The International Labour Organization (ILO) has said that Qatar, which is set to host the FIFA World Cup next year, was not adequately investigating and reporting the deaths of many workers - mostly from South Asia - including among those who were seemingly healthy
The International Labour Organization (ILO) has said that Qatar, which is set to host the FIFA World Cup next year, was not adequately investigating and reporting the deaths of many workers - mostly from South Asia - including among those who were seemingly healthy.
In a report released on Friday, the ILO said that data collected at government-run trauma centers and ambulances in 2020 showed 50 workers died and more than 500 were severely injured. As the country gears up for the tournament--scheduled between November and December next year-- thousands of workers were included in the workforce in the last few years to speed up construction activities.
"Most were suffered by migrant workers from Bangladesh, India, and Nepal, mainly in the construction industry. Falls from height and road traffic accidents were the top causes of severe injuries, followed by falling objects on worksites," the report said.
The numbers could be even higher as Qatari authorities don’t classify all work-related deaths like heat-related deaths and “unexplained deaths.”
That data gap should be addressed, with better injury investigations, head of the ILO's Qatar office, Max Tuñón, was reported as saying by Reuters.
Responding to the report, Qatar’s Labour Ministry has said that no other country had done so many labor reforms in such a short time while also acknowledging the need to do more.
Earlier a Guardian newspaper report also estimated over 6500 migrant workers from South Asian countries had died in Qatar in the last ten years, mainly after Doha started mega construction projects in 2010 to prepare itself to host the 2022 FIFA World Cup.
The report compiled the data from official sources from embassies of India, Pakistan, Bangladesh, Nepal, and Sri Lanka in Qatar. The findings were shocking: an estimated around 12 migrant workers died every week since December 2010.
Indians reported the highest death count of 2711 workers, Pakistan 824, Nepal 1641, Bangladesh 1018, and around 557 Sri Lankan workers died between December 2010 to November 2020. About 69 percent of deaths among Indians, Nepali, and Bangladeshi workers were described as natural deaths, according to the Guardian report.
It also added that the real numbers could be even higher as the workers from the Philippines and Kenya, which also contribute to migrants in large numbers, were not included in the report.
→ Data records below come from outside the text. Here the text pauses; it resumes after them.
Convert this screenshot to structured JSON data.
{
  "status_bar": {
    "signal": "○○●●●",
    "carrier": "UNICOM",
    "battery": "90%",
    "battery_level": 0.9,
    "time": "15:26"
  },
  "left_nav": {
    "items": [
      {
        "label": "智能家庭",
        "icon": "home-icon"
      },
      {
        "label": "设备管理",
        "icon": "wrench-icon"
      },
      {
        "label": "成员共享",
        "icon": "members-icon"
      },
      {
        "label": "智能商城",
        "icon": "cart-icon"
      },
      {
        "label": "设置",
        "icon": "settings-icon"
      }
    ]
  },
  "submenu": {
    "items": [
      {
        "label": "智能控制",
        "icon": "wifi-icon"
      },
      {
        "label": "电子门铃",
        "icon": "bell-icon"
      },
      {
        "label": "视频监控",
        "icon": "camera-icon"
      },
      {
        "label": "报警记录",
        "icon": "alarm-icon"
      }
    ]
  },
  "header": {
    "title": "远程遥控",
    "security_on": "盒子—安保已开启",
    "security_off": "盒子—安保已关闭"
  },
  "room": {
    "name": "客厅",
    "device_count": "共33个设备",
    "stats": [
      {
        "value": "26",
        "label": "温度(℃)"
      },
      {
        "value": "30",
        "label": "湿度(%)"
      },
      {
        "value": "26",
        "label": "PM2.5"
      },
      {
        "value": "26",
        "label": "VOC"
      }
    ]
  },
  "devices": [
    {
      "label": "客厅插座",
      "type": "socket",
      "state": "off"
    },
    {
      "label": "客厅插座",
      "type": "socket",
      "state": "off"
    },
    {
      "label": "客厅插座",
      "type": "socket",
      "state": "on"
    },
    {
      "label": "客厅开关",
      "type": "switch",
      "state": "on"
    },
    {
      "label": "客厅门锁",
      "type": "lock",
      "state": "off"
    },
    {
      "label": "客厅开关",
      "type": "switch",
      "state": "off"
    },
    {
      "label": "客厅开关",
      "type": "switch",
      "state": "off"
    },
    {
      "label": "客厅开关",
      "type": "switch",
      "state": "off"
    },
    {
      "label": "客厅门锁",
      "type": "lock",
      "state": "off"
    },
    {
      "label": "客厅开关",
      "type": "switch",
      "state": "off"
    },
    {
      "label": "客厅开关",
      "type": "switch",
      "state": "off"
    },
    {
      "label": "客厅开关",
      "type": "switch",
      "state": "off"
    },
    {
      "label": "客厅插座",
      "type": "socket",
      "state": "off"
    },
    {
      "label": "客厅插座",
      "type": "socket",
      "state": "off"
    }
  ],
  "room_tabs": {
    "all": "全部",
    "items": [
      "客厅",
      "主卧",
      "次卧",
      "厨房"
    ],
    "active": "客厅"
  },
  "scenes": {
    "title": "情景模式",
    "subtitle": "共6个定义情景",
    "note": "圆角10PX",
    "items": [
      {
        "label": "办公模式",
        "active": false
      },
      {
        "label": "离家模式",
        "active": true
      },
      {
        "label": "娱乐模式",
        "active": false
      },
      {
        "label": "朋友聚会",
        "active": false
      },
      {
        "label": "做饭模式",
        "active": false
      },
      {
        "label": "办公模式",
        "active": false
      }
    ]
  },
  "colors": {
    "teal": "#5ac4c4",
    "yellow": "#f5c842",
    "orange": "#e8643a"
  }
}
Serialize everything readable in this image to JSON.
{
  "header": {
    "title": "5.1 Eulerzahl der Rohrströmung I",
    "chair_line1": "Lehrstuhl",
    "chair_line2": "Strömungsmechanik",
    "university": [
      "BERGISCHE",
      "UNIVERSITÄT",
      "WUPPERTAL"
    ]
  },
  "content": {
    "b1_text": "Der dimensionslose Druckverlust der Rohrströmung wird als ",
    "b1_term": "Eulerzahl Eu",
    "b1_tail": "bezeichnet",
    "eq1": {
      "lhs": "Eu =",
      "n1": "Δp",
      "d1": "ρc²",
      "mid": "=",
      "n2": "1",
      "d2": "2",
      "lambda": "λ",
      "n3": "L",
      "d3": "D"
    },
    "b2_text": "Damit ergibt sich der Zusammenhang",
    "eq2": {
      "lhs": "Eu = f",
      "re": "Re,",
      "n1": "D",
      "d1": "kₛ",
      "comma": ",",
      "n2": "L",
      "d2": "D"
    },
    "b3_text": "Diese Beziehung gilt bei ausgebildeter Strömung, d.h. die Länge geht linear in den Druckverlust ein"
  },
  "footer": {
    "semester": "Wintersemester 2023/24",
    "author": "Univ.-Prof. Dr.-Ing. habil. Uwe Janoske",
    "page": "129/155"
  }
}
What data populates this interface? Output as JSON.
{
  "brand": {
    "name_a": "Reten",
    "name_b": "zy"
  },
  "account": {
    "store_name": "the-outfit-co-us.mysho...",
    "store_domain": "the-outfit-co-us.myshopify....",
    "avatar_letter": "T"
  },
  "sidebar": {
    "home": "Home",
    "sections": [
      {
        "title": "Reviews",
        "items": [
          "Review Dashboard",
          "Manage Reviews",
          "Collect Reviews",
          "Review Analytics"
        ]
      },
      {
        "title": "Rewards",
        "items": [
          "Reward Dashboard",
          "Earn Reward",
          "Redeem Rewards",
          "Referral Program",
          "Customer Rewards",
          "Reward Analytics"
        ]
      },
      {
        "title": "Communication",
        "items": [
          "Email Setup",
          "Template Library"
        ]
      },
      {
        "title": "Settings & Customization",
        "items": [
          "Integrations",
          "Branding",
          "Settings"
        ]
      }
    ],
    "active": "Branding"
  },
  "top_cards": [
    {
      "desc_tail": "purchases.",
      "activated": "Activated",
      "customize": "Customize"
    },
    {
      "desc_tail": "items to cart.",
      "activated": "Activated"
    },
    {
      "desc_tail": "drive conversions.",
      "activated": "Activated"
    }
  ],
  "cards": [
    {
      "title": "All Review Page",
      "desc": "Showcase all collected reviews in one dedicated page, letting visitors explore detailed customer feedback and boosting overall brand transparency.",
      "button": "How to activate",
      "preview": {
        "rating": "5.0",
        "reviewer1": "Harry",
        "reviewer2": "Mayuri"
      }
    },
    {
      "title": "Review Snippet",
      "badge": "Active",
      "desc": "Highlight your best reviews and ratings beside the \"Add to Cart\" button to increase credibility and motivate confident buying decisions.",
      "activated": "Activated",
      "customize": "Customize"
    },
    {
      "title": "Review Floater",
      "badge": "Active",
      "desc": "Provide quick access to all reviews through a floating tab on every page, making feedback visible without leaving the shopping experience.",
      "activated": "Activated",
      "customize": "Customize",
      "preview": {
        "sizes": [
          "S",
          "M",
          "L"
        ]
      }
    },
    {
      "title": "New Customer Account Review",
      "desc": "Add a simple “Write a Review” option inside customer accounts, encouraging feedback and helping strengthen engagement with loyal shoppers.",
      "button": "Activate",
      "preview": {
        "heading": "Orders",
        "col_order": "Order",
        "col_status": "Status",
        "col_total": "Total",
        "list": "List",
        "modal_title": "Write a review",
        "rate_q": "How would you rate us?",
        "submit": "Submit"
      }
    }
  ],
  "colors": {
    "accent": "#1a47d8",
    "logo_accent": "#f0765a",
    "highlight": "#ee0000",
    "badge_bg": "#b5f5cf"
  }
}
Surprisingly, the Qatari authorities declared most deaths, around 70 percent, due to natural reasons, meaning unrelated work-related stress and environment. The report, however, doubted it. It noted Qatari authorities often attributed the reason behind these deaths without conducting a proper autopsy.